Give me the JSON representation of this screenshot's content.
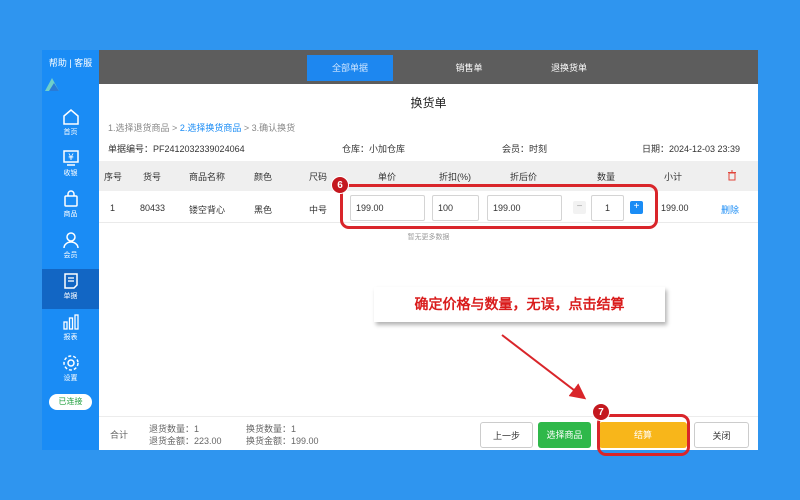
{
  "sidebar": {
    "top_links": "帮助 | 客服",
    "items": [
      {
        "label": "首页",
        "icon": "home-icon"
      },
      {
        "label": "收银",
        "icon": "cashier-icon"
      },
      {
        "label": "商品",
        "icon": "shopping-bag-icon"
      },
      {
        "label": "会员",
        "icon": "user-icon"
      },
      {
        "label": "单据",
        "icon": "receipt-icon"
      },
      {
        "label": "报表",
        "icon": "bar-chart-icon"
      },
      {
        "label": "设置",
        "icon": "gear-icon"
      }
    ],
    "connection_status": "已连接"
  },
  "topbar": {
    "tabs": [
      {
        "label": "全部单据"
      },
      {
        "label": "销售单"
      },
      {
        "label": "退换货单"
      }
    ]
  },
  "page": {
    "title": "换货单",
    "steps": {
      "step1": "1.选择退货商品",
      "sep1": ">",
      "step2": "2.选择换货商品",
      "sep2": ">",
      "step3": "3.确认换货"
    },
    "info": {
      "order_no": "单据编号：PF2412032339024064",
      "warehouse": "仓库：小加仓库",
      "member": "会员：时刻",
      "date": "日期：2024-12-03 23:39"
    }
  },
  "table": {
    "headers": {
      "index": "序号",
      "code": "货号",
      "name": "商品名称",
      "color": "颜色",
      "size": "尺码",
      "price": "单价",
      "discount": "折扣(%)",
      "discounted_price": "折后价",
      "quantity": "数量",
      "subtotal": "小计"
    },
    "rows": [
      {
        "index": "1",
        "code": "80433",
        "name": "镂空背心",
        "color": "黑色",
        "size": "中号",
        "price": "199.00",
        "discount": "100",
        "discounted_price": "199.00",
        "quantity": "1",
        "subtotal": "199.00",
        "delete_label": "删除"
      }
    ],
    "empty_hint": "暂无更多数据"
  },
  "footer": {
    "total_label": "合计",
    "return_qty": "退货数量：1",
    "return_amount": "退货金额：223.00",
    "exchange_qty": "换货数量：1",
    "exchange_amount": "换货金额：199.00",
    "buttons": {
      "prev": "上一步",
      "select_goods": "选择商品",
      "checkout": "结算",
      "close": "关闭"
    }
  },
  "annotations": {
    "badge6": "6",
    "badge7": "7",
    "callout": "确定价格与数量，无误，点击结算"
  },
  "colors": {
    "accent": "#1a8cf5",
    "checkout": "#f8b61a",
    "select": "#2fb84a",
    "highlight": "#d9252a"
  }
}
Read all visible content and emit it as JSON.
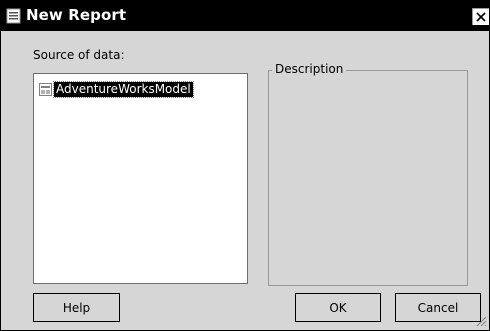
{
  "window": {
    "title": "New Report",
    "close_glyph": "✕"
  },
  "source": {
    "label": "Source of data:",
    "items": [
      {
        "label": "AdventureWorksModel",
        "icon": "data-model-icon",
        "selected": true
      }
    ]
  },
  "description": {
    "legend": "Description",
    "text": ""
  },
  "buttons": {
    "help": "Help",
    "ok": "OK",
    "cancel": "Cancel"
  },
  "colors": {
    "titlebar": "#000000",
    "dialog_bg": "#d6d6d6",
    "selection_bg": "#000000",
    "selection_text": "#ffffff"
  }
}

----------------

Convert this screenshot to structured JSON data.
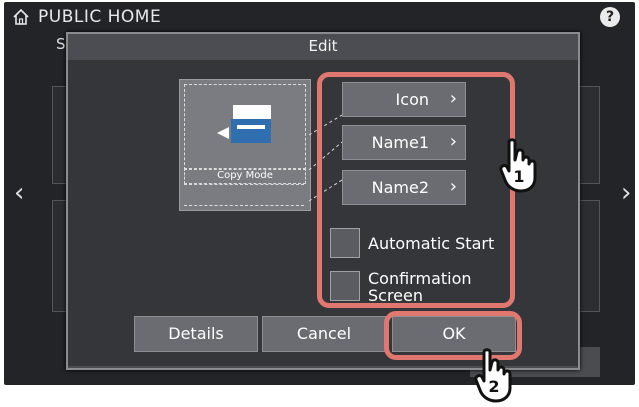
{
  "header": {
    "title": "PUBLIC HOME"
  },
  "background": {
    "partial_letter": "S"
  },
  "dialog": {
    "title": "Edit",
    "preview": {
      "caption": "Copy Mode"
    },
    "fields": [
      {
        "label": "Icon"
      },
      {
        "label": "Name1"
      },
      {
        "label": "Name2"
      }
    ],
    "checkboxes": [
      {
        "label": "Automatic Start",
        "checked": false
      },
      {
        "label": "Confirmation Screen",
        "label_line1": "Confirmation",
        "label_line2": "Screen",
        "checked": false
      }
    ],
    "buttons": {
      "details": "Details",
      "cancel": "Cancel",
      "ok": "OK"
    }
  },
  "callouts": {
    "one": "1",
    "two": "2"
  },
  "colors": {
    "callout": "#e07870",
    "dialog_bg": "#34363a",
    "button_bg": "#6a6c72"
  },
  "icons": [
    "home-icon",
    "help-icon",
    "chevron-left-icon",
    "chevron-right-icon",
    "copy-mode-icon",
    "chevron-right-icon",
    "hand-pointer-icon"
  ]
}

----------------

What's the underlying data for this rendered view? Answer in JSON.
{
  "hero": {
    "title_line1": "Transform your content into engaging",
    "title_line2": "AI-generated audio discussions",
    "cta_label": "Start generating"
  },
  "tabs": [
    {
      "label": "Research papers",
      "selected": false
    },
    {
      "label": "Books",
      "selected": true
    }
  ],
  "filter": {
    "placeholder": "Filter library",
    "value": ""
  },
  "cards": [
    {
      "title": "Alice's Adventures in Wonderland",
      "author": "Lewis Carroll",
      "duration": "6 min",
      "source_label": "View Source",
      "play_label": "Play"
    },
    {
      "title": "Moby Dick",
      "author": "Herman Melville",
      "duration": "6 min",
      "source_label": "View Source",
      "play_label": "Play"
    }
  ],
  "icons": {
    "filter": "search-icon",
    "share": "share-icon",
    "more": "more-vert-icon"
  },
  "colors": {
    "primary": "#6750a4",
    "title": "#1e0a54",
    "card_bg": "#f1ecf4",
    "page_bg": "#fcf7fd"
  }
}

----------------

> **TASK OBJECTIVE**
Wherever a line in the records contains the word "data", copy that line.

> **ANSWER SECTION**
    "label": "Source of data:",
        "icon": "data-model-icon",
Convert this screenshot to structured JSON data.
What's the underlying data for this rendered view? Answer in JSON.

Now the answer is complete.